University of Graz
Fellowship : October 2020 to June 2021
Discipline(s) : Law
Pays : Brasil
For decades, the International Monetary Fund (IMF) was silent about gender inequality. In 2013, this international organization (IO) finally decided to adopt a discourse correlating macroeconomic stability and gender. Is this significant change a product of a growing number of women inside IOs able to make a difference (i.e., critical actors) in engendering global governance? What is the role of strategic agency and leadership? Institutional change is a central part of achieving gender equality. However, the gender dynamics inside IOs, particularly in the IMF, are still overlooked. This research aims to explain the endogenous forces driving the Fund’s change as well as how its discourse has been translated into national legal regimes of member countries.
Camila Villard Duran is a Brazilian and French research scholar working on issues related to the sociology of economic law and the political economy of law. Since 2013, she is a professor at the University of São Paulo (USP, Brazil). Currently, she is also attached to the Global Economic Governance Programme (GEG) of the University of Oxford as a senior research associate. She was a research scholar of the Oxford-Princeton Global Leaders Fellowship Programme run by the Woodrow Wilson School of Public and International Affairs of the Princeton University and the University of Oxford (2014-2016).

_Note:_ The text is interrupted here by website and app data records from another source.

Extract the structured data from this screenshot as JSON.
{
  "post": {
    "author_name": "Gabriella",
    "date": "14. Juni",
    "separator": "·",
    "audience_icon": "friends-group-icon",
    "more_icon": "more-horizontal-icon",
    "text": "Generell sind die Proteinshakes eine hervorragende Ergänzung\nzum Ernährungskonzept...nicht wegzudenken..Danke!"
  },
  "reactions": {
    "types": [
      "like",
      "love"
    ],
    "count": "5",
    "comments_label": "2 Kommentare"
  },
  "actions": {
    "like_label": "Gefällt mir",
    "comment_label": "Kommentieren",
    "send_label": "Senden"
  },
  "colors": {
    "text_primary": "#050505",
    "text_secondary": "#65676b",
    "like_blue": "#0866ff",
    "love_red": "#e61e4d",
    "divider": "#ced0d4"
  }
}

Camila is a research member of the international group “SELA” (the Annual Latin American Seminar on Constitutional and Political Theory) supported by the Yale Law School. She was a visiting professor at the Université Lumière Lyon 2 (2016 and 2020) and Sciences Po Paris (2019 and 2020). She gave a series of lectures on an introduction to law, contract law, and tort law in comparative perspective at the ESSCA Business School in Paris (2019) and on law and finance at the Queen Mary University of London (2016 and 2018). Camila holds a joint-PhD degree in law from the USP and the Université Paris 1 Panthéon-Sorbonne (2012).